Due process rights sought in Congress for physicians whose groups contract with hospitals

Reminiscent of efforts by the American College of Radiology (ACR) in the 1990s, legislation has been introduced in Congress to ensure that all physicians have due process rights before they lose the right to practice in hospitals. The legislation prohibits hospitals from requiring those physicians to waive their due process rights. The Physician and Patient Safety Act is patroned by U.S. Senators Roger Marshall, M.D. (R-KS) and Elizabeth Warren (D-MA), as well as Representatives Raul Ruiz, M.D. (D-CA), John Joyce, M.D. (R-PA), Katie Porter (D-CA), and Greg Murphy, M.D. (R-NC).

In today's climate, when radiology groups enter into professional services agreements with hospitals, individual radiologists almost universally execute exhibits to the PSAs to acknowledge that they waive all medical staff bylaw fair hearing rights and agree to resign their medical staff privileges should their group's hospital contract terminate or not be renewed.
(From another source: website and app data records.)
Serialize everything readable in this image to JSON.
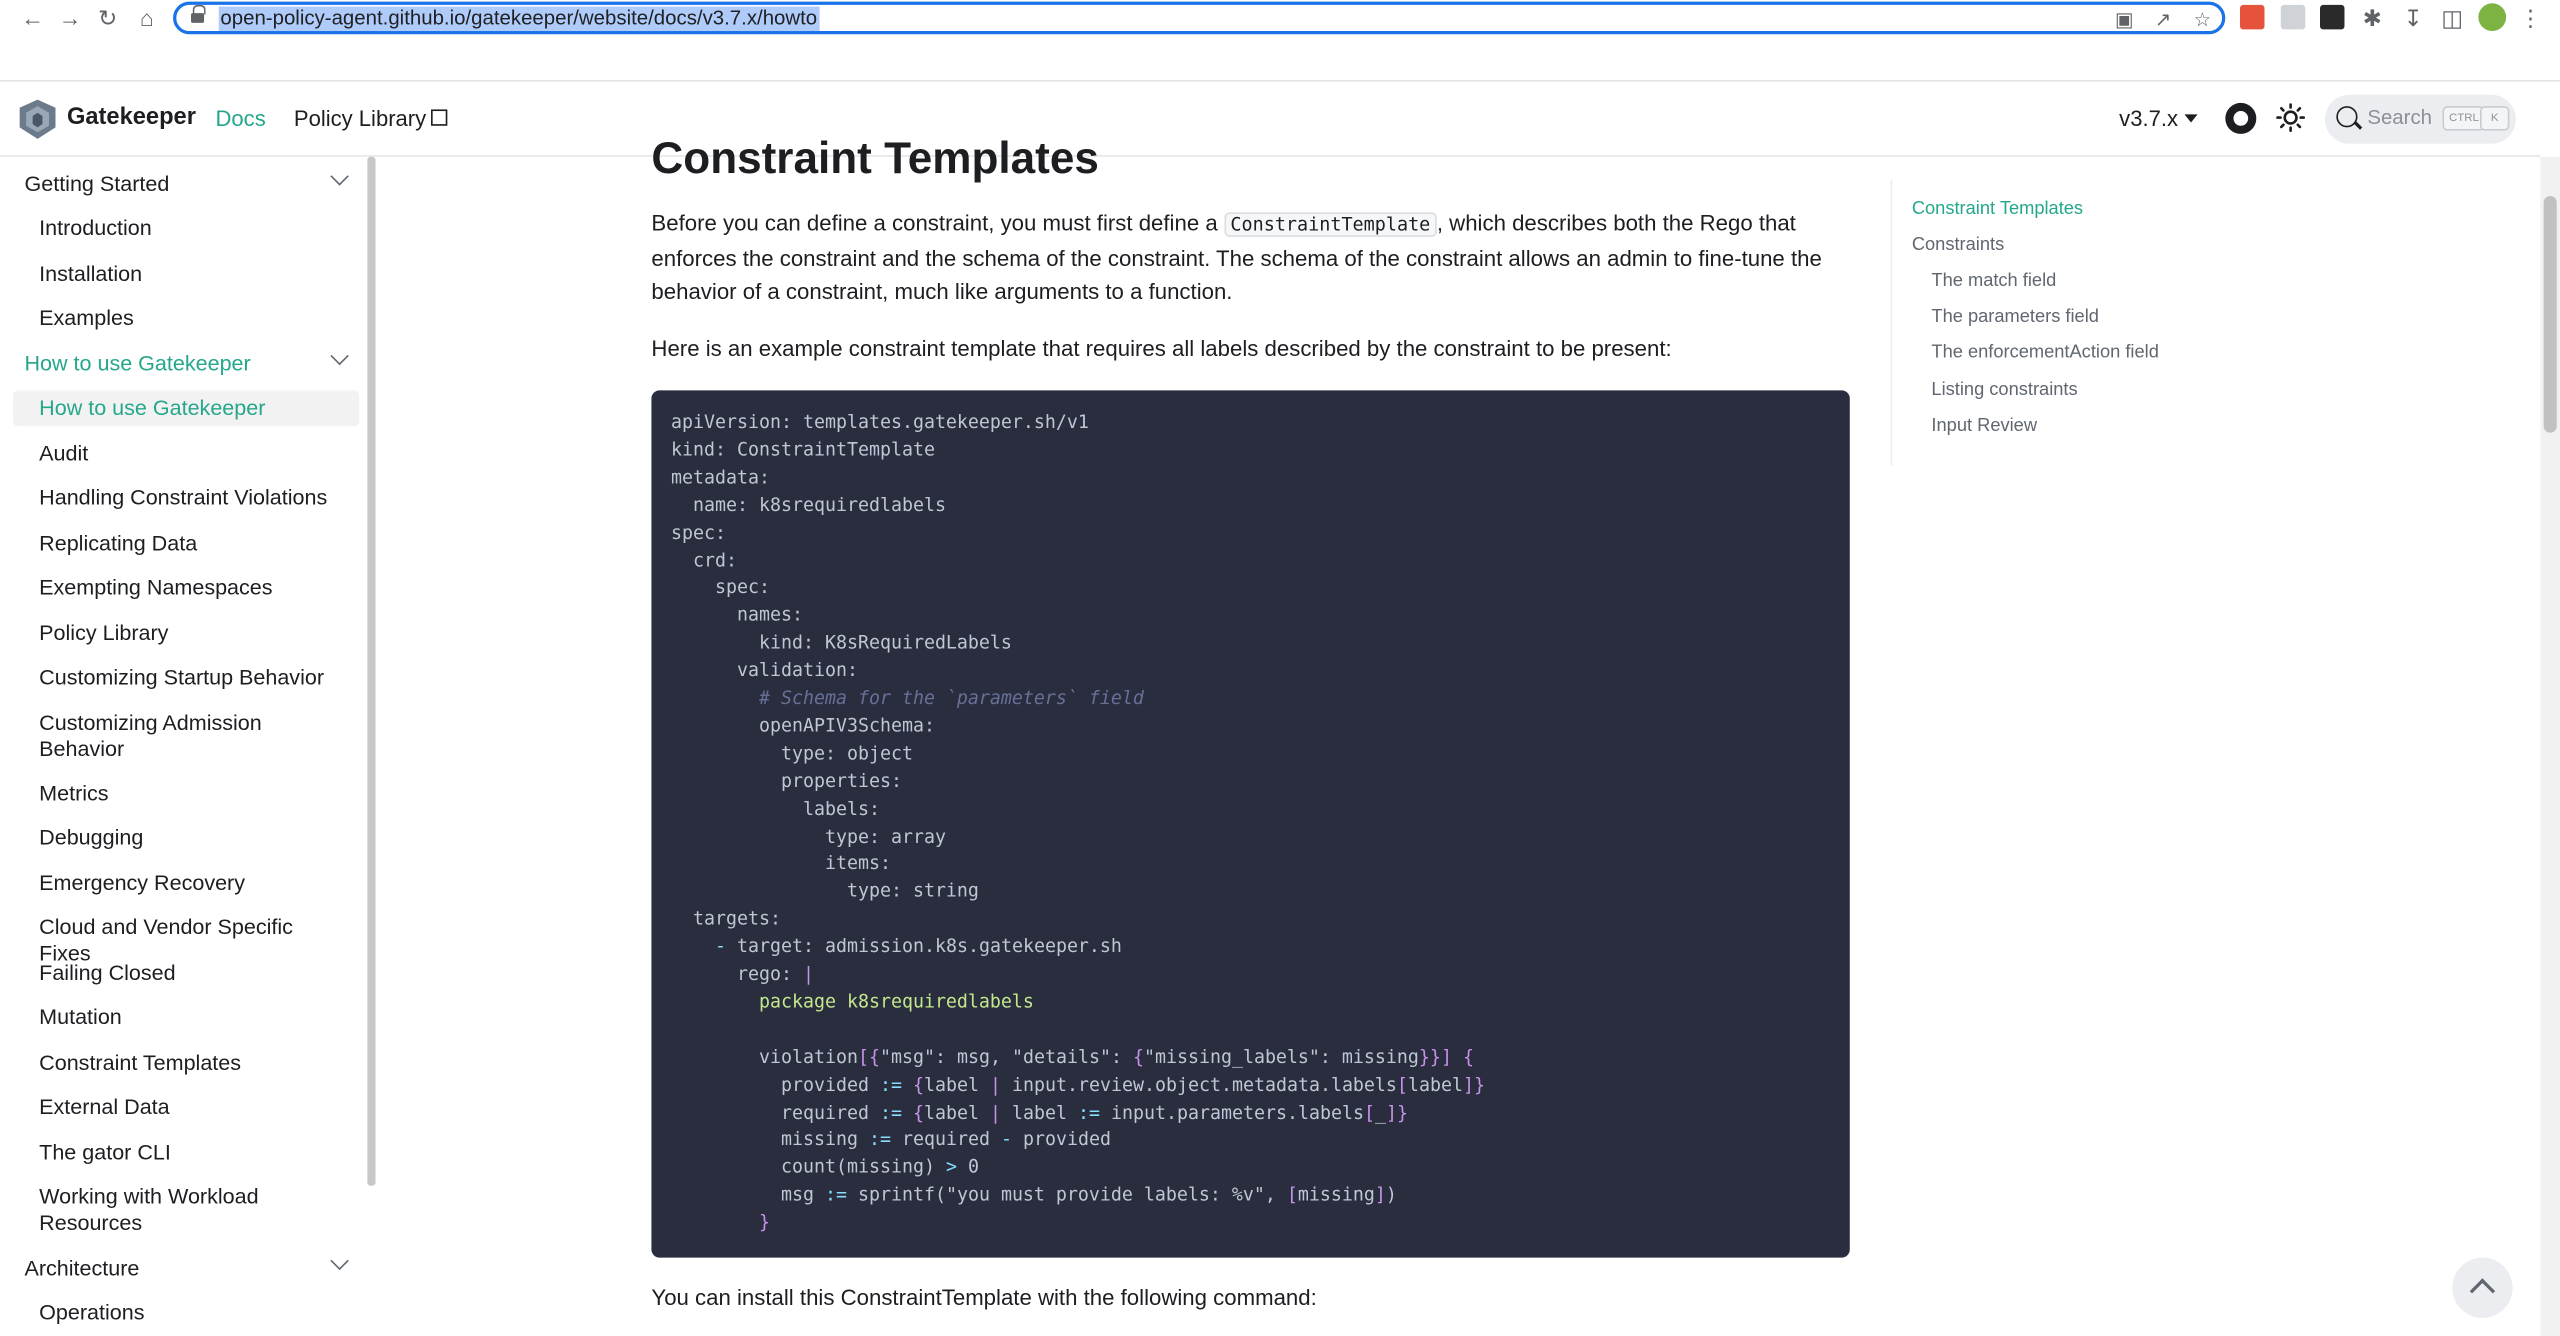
{
  "browser": {
    "url": "open-policy-agent.github.io/gatekeeper/website/docs/v3.7.x/howto"
  },
  "navbar": {
    "brand": "Gatekeeper",
    "docs": "Docs",
    "policy_library": "Policy Library",
    "version": "v3.7.x",
    "search_placeholder": "Search",
    "kbd_ctrl": "CTRL",
    "kbd_k": "K"
  },
  "sidebar": {
    "items": [
      {
        "label": "Getting Started",
        "type": "category"
      },
      {
        "label": "Introduction"
      },
      {
        "label": "Installation"
      },
      {
        "label": "Examples"
      },
      {
        "label": "How to use Gatekeeper",
        "type": "category",
        "active": true
      },
      {
        "label": "How to use Gatekeeper",
        "active": true
      },
      {
        "label": "Audit"
      },
      {
        "label": "Handling Constraint Violations"
      },
      {
        "label": "Replicating Data"
      },
      {
        "label": "Exempting Namespaces"
      },
      {
        "label": "Policy Library"
      },
      {
        "label": "Customizing Startup Behavior"
      },
      {
        "label": "Customizing Admission Behavior"
      },
      {
        "label": "Metrics"
      },
      {
        "label": "Debugging"
      },
      {
        "label": "Emergency Recovery"
      },
      {
        "label": "Cloud and Vendor Specific Fixes"
      },
      {
        "label": "Failing Closed"
      },
      {
        "label": "Mutation"
      },
      {
        "label": "Constraint Templates"
      },
      {
        "label": "External Data"
      },
      {
        "label": "The gator CLI"
      },
      {
        "label": "Working with Workload Resources"
      },
      {
        "label": "Architecture",
        "type": "category"
      },
      {
        "label": "Operations"
      }
    ]
  },
  "main": {
    "heading": "Constraint Templates",
    "intro_1": "Before you can define a constraint, you must first define a ",
    "intro_code": "ConstraintTemplate",
    "intro_2": ", which describes both the Rego that enforces the constraint and the schema of the constraint. The schema of the constraint allows an admin to fine-tune the behavior of a constraint, much like arguments to a function.",
    "example_intro": "Here is an example constraint template that requires all labels described by the constraint to be present:",
    "install_text": "You can install this ConstraintTemplate with the following command:"
  },
  "code_lines": [
    "apiVersion: templates.gatekeeper.sh/v1",
    "kind: ConstraintTemplate",
    "metadata:",
    "  name: k8srequiredlabels",
    "spec:",
    "  crd:",
    "    spec:",
    "      names:",
    "        kind: K8sRequiredLabels",
    "      validation:",
    "        # Schema for the `parameters` field",
    "        openAPIV3Schema:",
    "          type: object",
    "          properties:",
    "            labels:",
    "              type: array",
    "              items:",
    "                type: string",
    "  targets:",
    "    - target: admission.k8s.gatekeeper.sh",
    "      rego: |",
    "        package k8srequiredlabels",
    "",
    "        violation[{\"msg\": msg, \"details\": {\"missing_labels\": missing}}] {",
    "          provided := {label | input.review.object.metadata.labels[label]}",
    "          required := {label | label := input.parameters.labels[_]}",
    "          missing := required - provided",
    "          count(missing) > 0",
    "          msg := sprintf(\"you must provide labels: %v\", [missing])",
    "        }"
  ],
  "toc": [
    {
      "label": "Constraint Templates",
      "active": true,
      "level": 1
    },
    {
      "label": "Constraints",
      "level": 1
    },
    {
      "label": "The match field",
      "level": 2
    },
    {
      "label": "The parameters field",
      "level": 2
    },
    {
      "label": "The enforcementAction field",
      "level": 2
    },
    {
      "label": "Listing constraints",
      "level": 2
    },
    {
      "label": "Input Review",
      "level": 2
    }
  ],
  "colors": {
    "accent": "#25a78c",
    "code_bg": "#292d3e"
  }
}
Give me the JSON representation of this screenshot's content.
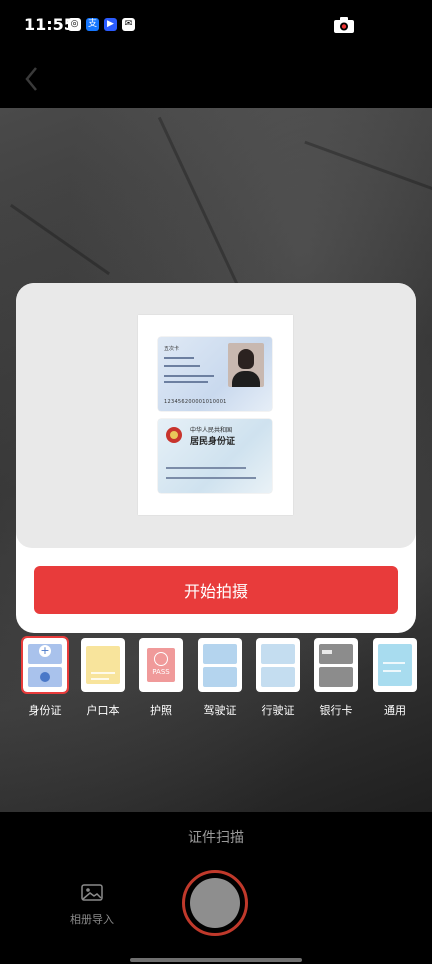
{
  "status_bar": {
    "time": "11:55",
    "icons": [
      "weibo-icon",
      "alipay-icon",
      "video-icon",
      "mail-icon"
    ],
    "right_icon": "camera-icon"
  },
  "nav": {
    "back_icon": "back-arrow-icon"
  },
  "card_panel": {
    "preview": {
      "front": {
        "name_text": "五次卡",
        "id_number": "123456200001010001"
      },
      "back": {
        "title_line1": "中华人民共和国",
        "title_line2": "居民身份证"
      }
    },
    "start_button_label": "开始拍摄"
  },
  "doc_types": [
    {
      "label": "身份证",
      "selected": true
    },
    {
      "label": "户口本",
      "selected": false
    },
    {
      "label": "护照",
      "selected": false
    },
    {
      "label": "驾驶证",
      "selected": false
    },
    {
      "label": "行驶证",
      "selected": false
    },
    {
      "label": "银行卡",
      "selected": false
    },
    {
      "label": "通用",
      "selected": false
    }
  ],
  "passport_badge_text": "PASS",
  "bottom": {
    "mode_label": "证件扫描",
    "album_label": "相册导入"
  },
  "colors": {
    "accent": "#e83b3b",
    "background": "#000000",
    "panel": "#ffffff"
  }
}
In the early 90s, the ACR and others in organized medicine advocated for fair hearing rights for physicians who had not waived those bylaw rights when their group's contract ended. In 1991, the New York Times described that advocacy at the time. Some courts had held that medical staff bylaws were contracts between the physicians and hospitals, and those physicians who had not waived bylaw rights were entitled to hearings before their ability to exercise their privileges was curtailed. Most courts today support and uphold the current contracting approach to permit hospitals to deny hospital access to physicians after their group's contract ends. And they uphold individual waiver acknowledgments.

The legislation directs the Secretary of Health and Human Services to issue final regulations to provide that physicians with medical staff privileges at a hospital “have a fair hearing and appellate review through appropriate medical staff mechanisms before any termination, restriction, or reduction of the professional activity of such physicians or staff privileges of such physicians at such hospital.”

This proposal will be fascinating to watch.


This bill would address this oversight and ensure due process rights for physicians who are employed by third-party contractors or physician staffing companies.


radiologists, hospitals, due process, health care & life sciences